• [Required action]
Reproduce every entry precisely as written.

[Records drawn from a dataset]
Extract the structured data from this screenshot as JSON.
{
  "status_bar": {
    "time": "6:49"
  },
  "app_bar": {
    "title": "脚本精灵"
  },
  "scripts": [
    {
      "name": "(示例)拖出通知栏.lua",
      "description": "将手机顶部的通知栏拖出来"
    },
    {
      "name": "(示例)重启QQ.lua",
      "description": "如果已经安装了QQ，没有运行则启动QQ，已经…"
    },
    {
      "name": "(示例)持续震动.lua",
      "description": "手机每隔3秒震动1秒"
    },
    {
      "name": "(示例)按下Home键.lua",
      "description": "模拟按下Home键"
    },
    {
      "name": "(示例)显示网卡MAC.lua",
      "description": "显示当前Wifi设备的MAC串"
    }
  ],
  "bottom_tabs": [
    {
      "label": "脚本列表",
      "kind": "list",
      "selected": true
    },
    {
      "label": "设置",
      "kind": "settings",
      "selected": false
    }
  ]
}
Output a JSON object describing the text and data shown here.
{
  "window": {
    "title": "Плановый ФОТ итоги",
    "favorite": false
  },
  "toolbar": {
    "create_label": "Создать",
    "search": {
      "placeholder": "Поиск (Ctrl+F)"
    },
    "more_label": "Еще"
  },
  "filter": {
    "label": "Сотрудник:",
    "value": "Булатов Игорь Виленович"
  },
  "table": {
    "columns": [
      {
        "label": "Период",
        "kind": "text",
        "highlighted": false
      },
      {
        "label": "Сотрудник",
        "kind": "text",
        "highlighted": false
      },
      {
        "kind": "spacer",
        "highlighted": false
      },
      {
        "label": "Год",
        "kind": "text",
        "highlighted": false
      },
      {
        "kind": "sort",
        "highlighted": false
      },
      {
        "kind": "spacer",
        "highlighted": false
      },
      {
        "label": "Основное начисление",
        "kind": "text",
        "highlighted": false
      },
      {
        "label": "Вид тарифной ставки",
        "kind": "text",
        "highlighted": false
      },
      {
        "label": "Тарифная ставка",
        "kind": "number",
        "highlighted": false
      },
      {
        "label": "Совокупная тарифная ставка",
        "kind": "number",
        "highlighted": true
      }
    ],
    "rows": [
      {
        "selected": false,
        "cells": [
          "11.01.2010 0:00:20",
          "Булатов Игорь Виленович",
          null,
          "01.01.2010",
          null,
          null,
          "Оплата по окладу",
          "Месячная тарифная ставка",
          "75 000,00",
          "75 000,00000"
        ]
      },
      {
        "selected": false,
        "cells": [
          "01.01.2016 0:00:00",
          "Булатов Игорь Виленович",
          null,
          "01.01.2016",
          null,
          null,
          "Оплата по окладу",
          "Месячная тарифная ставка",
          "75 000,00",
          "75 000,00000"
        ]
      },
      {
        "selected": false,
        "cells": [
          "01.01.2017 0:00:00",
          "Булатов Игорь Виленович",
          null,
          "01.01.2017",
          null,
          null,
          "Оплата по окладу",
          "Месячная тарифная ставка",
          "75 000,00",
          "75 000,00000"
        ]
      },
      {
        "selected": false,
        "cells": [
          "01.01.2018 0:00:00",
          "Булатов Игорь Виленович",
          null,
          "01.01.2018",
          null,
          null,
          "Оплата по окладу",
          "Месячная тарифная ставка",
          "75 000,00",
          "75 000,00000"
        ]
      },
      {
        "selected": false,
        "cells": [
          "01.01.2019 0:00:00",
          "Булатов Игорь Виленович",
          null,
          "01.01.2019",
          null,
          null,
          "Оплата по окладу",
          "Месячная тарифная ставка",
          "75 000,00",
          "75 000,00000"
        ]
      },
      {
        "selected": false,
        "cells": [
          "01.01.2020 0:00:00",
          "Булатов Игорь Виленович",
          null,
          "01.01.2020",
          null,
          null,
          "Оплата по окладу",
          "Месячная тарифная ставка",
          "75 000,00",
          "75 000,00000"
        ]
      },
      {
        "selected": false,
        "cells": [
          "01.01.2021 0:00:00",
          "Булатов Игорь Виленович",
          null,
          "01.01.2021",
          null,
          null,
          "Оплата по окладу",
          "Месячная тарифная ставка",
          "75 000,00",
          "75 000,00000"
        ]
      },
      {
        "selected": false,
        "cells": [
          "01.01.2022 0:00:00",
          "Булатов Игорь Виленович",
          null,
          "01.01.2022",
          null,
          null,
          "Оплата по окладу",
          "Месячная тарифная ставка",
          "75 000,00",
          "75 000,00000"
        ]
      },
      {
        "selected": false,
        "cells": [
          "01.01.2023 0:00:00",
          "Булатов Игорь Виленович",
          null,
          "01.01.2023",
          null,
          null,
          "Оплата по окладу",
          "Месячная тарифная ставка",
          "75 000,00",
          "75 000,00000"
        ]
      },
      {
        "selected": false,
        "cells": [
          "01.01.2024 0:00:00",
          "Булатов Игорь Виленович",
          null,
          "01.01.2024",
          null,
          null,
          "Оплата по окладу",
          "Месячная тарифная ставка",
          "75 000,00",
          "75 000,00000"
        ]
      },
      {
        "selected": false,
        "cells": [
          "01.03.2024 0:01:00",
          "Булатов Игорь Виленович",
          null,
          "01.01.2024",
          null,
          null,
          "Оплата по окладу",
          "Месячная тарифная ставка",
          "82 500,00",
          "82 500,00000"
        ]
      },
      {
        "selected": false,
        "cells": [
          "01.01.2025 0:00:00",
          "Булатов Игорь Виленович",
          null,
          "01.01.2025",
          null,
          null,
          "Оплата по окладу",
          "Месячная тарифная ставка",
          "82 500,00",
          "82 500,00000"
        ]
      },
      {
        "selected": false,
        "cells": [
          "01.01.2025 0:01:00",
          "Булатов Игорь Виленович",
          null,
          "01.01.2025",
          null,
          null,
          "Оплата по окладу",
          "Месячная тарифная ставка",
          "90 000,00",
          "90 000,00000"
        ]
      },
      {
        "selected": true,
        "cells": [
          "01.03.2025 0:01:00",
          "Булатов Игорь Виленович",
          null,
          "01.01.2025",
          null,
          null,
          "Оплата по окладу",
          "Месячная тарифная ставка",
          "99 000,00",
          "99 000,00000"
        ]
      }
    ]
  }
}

• [Task answer]
Extract the structured data from this screenshot as JSON.
{
  "status_bar": {
    "time": "6:49"
  },
  "app_bar": {
    "title": "脚本精灵"
  },
  "scripts": [
    {
      "name": "(示例)拖出通知栏.lua",
      "description": "将手机顶部的通知栏拖出来"
    },
    {
      "name": "(示例)重启QQ.lua",
      "description": "如果已经安装了QQ，没有运行则启动QQ，已经…"
    },
    {
      "name": "(示例)持续震动.lua",
      "description": "手机每隔3秒震动1秒"
    },
    {
      "name": "(示例)按下Home键.lua",
      "description": "模拟按下Home键"
    },
    {
      "name": "(示例)显示网卡MAC.lua",
      "description": "显示当前Wifi设备的MAC串"
    }
  ],
  "bottom_tabs": [
    {
      "label": "脚本列表",
      "kind": "list",
      "selected": true
    },
    {
      "label": "设置",
      "kind": "settings",
      "selected": false
    }
  ]
}
Output a JSON object describing the text and data shown here.
{
  "window": {
    "title": "Плановый ФОТ итоги",
    "favorite": false
  },
  "toolbar": {
    "create_label": "Создать",
    "search": {
      "placeholder": "Поиск (Ctrl+F)"
    },
    "more_label": "Еще"
  },
  "filter": {
    "label": "Сотрудник:",
    "value": "Булатов Игорь Виленович"
  },
  "table": {
    "columns": [
      {
        "label": "Период",
        "kind": "text",
        "highlighted": false
      },
      {
        "label": "Сотрудник",
        "kind": "text",
        "highlighted": false
      },
      {
        "kind": "spacer",
        "highlighted": false
      },
      {
        "label": "Год",
        "kind": "text",
        "highlighted": false
      },
      {
        "kind": "sort",
        "highlighted": false
      },
      {
        "kind": "spacer",
        "highlighted": false
      },
      {
        "label": "Основное начисление",
        "kind": "text",
        "highlighted": false
      },
      {
        "label": "Вид тарифной ставки",
        "kind": "text",
        "highlighted": false
      },
      {
        "label": "Тарифная ставка",
        "kind": "number",
        "highlighted": false
      },
      {
        "label": "Совокупная тарифная ставка",
        "kind": "number",
        "highlighted": true
      }
    ],
    "rows": [
      {
        "selected": false,
        "cells": [
          "11.01.2010 0:00:20",
          "Булатов Игорь Виленович",
          null,
          "01.01.2010",
          null,
          null,
          "Оплата по окладу",
          "Месячная тарифная ставка",
          "75 000,00",
          "75 000,00000"
        ]
      },
      {
        "selected": false,
        "cells": [
          "01.01.2016 0:00:00",
          "Булатов Игорь Виленович",
          null,
          "01.01.2016",
          null,
          null,
          "Оплата по окладу",
          "Месячная тарифная ставка",
          "75 000,00",
          "75 000,00000"
        ]
      },
      {
        "selected": false,
        "cells": [
          "01.01.2017 0:00:00",
          "Булатов Игорь Виленович",
          null,
          "01.01.2017",
          null,
          null,
          "Оплата по окладу",
          "Месячная тарифная ставка",
          "75 000,00",
          "75 000,00000"
        ]
      },
      {
        "selected": false,
        "cells": [
          "01.01.2018 0:00:00",
          "Булатов Игорь Виленович",
          null,
          "01.01.2018",
          null,
          null,
          "Оплата по окладу",
          "Месячная тарифная ставка",
          "75 000,00",
          "75 000,00000"
        ]
      },
      {
        "selected": false,
        "cells": [
          "01.01.2019 0:00:00",
          "Булатов Игорь Виленович",
          null,
          "01.01.2019",
          null,
          null,
          "Оплата по окладу",
          "Месячная тарифная ставка",
          "75 000,00",
          "75 000,00000"
        ]
      },
      {
        "selected": false,
        "cells": [
          "01.01.2020 0:00:00",
          "Булатов Игорь Виленович",
          null,
          "01.01.2020",
          null,
          null,
          "Оплата по окладу",
          "Месячная тарифная ставка",
          "75 000,00",
          "75 000,00000"
        ]
      },
      {
        "selected": false,
        "cells": [
          "01.01.2021 0:00:00",
          "Булатов Игорь Виленович",
          null,
          "01.01.2021",
          null,
          null,
          "Оплата по окладу",
          "Месячная тарифная ставка",
          "75 000,00",
          "75 000,00000"
        ]
      },
      {
        "selected": false,
        "cells": [
          "01.01.2022 0:00:00",
          "Булатов Игорь Виленович",
          null,
          "01.01.2022",
          null,
          null,
          "Оплата по окладу",
          "Месячная тарифная ставка",
          "75 000,00",
          "75 000,00000"
        ]
      },
      {
        "selected": false,
        "cells": [
          "01.01.2023 0:00:00",
          "Булатов Игорь Виленович",
          null,
          "01.01.2023",
          null,
          null,
          "Оплата по окладу",
          "Месячная тарифная ставка",
          "75 000,00",
          "75 000,00000"
        ]
      },
      {
        "selected": false,
        "cells": [
          "01.01.2024 0:00:00",
          "Булатов Игорь Виленович",
          null,
          "01.01.2024",
          null,
          null,
          "Оплата по окладу",
          "Месячная тарифная ставка",
          "75 000,00",
          "75 000,00000"
        ]
      },
      {
        "selected": false,
        "cells": [
          "01.03.2024 0:01:00",
          "Булатов Игорь Виленович",
          null,
          "01.01.2024",
          null,
          null,
          "Оплата по окладу",
          "Месячная тарифная ставка",
          "82 500,00",
          "82 500,00000"
        ]
      },
      {
        "selected": false,
        "cells": [
          "01.01.2025 0:00:00",
          "Булатов Игорь Виленович",
          null,
          "01.01.2025",
          null,
          null,
          "Оплата по окладу",
          "Месячная тарифная ставка",
          "82 500,00",
          "82 500,00000"
        ]
      },
      {
        "selected": false,
        "cells": [
          "01.01.2025 0:01:00",
          "Булатов Игорь Виленович",
          null,
          "01.01.2025",
          null,
          null,
          "Оплата по окладу",
          "Месячная тарифная ставка",
          "90 000,00",
          "90 000,00000"
        ]
      },
      {
        "selected": true,
        "cells": [
          "01.03.2025 0:01:00",
          "Булатов Игорь Виленович",
          null,
          "01.01.2025",
          null,
          null,
          "Оплата по окладу",
          "Месячная тарифная ставка",
          "99 000,00",
          "99 000,00000"
        ]
      }
    ]
  }
}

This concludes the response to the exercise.